Symphony Hall, Birmingham +44 (0)121 345 0600

City of Birmingham Symphony Orchestra 

Nikolaj Znaider   conductor

Ingrid Fliter  piano

Mendelssohn: Ruy Blas – Overture 7′

Chopin: Piano Concerto No. 2 33′

Mahler: Symphony No. 1 56′

Ingrid Fliter’s encore – Beethoven –  Op.31 no.2 sonata -finale

“The   symphony must be like the world,” declared Gustav Mahler. “It should embrace   everything.” And from its breathtaking opening vision of the dawn of time itself,   to a truly heaven-storming finish, Mahler’s First does exactly that.

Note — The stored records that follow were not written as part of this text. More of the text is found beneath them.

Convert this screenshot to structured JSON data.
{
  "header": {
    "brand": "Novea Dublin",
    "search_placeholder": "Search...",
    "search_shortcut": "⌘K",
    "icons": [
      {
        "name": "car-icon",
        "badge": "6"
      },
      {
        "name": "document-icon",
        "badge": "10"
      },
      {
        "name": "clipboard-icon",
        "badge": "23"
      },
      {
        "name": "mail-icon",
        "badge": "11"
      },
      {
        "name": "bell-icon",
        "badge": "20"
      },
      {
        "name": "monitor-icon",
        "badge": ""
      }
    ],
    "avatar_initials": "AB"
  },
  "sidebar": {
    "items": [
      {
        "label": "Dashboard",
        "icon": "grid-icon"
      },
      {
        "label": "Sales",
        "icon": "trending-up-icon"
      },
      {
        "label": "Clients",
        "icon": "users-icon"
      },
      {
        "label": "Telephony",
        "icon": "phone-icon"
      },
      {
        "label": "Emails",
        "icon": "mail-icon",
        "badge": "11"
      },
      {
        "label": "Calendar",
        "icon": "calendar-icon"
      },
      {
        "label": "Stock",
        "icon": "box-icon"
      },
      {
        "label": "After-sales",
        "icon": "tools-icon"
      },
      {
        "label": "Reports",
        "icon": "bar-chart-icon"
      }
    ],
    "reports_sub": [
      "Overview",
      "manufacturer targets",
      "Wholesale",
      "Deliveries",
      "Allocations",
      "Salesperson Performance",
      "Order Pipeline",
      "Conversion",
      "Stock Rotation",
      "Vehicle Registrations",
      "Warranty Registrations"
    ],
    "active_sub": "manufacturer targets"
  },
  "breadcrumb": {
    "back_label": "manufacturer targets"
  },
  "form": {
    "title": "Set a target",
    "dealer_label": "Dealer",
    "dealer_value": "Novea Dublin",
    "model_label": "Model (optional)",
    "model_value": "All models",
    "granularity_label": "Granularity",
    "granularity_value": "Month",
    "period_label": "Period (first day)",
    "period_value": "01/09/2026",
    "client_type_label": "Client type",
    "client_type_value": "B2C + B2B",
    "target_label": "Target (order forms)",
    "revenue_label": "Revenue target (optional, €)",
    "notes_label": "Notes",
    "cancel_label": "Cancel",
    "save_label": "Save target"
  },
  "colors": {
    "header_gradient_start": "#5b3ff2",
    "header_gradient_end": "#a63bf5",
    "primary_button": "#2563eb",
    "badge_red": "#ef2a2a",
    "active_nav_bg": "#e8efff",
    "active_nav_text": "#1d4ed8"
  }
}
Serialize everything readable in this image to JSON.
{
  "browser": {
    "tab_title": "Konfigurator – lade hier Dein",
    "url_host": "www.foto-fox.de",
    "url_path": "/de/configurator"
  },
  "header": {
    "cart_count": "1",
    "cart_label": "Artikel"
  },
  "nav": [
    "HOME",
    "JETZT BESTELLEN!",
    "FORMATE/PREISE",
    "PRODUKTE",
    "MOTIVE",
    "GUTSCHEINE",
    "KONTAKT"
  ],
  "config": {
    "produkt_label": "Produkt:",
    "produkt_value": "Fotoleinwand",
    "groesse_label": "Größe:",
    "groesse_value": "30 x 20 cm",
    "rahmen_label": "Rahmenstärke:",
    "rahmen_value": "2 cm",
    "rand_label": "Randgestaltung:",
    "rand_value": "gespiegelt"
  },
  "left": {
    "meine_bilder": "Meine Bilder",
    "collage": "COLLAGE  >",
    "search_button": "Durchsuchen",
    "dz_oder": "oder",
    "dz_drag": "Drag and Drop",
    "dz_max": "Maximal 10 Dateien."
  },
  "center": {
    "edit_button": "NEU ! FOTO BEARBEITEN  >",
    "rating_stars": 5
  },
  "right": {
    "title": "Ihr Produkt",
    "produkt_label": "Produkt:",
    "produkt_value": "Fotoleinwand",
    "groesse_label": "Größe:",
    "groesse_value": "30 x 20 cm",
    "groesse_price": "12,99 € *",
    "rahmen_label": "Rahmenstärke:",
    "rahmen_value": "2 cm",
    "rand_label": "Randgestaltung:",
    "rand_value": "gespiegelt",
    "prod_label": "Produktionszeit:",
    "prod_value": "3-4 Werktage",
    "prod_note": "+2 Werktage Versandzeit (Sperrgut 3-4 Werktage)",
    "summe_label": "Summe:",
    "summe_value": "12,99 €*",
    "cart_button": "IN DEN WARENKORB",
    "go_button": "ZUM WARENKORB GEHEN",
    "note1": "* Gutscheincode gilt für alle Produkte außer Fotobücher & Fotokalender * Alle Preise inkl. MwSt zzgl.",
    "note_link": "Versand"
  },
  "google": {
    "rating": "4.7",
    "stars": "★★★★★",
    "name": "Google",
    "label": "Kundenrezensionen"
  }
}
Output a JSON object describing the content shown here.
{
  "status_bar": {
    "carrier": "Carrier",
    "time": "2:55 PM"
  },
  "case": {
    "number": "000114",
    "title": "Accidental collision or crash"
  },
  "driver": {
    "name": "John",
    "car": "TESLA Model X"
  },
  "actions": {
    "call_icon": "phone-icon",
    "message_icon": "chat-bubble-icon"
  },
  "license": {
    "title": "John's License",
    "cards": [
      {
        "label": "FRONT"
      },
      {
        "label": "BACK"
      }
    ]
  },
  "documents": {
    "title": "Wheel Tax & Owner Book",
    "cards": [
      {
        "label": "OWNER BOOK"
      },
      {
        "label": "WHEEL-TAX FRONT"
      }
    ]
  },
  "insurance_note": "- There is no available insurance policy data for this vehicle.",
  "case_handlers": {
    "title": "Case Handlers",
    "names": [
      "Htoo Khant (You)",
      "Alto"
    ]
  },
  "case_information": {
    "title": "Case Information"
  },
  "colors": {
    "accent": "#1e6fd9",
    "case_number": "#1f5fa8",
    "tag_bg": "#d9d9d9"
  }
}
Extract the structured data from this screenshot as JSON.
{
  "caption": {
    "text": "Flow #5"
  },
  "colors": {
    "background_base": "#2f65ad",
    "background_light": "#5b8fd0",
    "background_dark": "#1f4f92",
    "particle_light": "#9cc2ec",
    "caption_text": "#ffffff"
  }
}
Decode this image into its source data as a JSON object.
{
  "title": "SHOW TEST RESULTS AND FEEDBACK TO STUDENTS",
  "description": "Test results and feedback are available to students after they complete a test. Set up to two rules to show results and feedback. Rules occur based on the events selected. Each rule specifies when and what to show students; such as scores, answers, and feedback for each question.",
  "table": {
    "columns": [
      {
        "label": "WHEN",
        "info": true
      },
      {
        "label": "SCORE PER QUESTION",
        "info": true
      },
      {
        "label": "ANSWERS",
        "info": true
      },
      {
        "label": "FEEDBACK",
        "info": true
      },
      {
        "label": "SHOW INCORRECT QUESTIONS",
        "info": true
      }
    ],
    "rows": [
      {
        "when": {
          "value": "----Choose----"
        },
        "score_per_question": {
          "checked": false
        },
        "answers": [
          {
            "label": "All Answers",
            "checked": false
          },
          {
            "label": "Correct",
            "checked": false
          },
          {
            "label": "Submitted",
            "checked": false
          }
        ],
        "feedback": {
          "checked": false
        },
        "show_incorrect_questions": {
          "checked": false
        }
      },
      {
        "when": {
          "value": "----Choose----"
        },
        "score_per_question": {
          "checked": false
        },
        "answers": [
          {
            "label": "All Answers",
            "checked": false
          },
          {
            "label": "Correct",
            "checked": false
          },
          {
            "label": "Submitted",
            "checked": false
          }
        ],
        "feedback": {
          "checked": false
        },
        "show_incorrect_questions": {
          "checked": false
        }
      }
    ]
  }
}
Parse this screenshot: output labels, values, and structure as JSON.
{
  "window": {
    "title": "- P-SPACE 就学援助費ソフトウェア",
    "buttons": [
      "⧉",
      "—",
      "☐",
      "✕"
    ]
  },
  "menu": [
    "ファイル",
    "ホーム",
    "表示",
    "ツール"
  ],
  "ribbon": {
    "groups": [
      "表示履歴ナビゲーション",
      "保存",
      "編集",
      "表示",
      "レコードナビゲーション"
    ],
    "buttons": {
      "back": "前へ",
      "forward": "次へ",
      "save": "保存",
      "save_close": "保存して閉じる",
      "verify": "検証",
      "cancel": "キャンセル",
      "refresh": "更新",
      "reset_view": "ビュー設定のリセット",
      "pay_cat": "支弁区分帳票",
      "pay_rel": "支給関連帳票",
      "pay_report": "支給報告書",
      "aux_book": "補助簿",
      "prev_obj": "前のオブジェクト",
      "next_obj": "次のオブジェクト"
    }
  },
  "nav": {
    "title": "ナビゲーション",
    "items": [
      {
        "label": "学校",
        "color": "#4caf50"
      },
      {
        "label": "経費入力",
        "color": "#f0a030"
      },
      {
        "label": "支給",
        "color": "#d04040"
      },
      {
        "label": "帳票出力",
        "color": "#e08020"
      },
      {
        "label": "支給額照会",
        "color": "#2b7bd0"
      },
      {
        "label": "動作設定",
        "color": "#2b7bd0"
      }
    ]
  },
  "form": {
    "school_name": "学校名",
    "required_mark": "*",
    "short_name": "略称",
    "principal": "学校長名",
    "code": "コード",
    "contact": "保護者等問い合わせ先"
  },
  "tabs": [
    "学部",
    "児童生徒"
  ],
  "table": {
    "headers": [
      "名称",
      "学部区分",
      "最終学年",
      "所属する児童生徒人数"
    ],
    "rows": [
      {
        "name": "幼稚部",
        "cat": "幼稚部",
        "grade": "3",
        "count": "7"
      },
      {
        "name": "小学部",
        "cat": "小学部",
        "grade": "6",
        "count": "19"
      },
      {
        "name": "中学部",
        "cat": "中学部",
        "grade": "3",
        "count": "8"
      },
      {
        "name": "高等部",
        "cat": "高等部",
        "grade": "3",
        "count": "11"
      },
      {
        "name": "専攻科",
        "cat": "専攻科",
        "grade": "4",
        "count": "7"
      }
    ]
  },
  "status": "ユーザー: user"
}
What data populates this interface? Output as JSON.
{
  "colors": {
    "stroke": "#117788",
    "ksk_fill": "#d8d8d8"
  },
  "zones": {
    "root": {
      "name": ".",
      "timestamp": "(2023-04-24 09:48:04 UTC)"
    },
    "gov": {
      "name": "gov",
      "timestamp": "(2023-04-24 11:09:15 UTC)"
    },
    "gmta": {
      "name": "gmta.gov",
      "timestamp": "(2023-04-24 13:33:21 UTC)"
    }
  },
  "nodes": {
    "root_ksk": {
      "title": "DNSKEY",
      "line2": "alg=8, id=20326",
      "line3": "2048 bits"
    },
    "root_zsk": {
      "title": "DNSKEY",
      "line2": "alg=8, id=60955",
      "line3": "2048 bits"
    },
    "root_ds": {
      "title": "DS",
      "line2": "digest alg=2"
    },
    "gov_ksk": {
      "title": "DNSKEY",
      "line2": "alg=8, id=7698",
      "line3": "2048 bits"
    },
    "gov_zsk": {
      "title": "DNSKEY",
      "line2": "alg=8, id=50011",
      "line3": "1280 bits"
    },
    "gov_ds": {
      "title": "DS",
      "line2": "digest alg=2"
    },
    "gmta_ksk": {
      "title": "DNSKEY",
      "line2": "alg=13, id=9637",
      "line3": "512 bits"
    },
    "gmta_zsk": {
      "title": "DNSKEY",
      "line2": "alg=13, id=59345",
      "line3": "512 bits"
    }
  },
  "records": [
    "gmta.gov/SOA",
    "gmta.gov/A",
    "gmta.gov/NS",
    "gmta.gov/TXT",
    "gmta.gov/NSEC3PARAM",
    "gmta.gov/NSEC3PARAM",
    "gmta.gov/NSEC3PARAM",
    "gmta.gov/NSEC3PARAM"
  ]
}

No recording   does it justice – just as pianist Ingrid Fliter’s deeply personal way with Chopin   is something you simply have to experience for yourself. Nikolaj Znaider opens   with Mendelssohn’s gloriously gothic overture. He’s already worldfamous as a   violinist; we think you’ll be astonished by what he can do with a baton.

“I’ve loved Chopin’s Piano Concerto No. 2 since I was  a kid – just beautiful, beautiful music. This one will be sure to give you goose  pimples…” (Catherine Ardagh-Walter, Cello)



Review by Christopher Morley, Birmingham Post:

Click here for full review

…     “Overture, concerto, symphony: good old-fashioned programme-fodder, but in this case there was nothing staple about any of the offerings, beginning with a lively account of Mendelssohn’s uncharacteristically storm and stress Ruy Blas Overture.

OK, orchestral placings were bizarre (violas on the edge stage-left where the cellos normally go), but the sound was full and rich, strings well-turned brass chording sonorous, and Znaider’s beat reassuringly fluent.

And Znaider, also a world-class violinist, brought a lively response to the orchestral tutti in Chopin’s Second Piano Concerto (it’s about time we cast the hoary old chestnut about Chopin not being able to orchestrate into the compost-bin – just ask the bassoonist).

Ingrid Fliter was the committed soloist, with an instinctive feel for Chopin’s textures, filigree never interfering with melodic line, hands well-balanced (though my spies tell me the piano was playing up), her empathy with Znaider’s CBSO joyous.”     …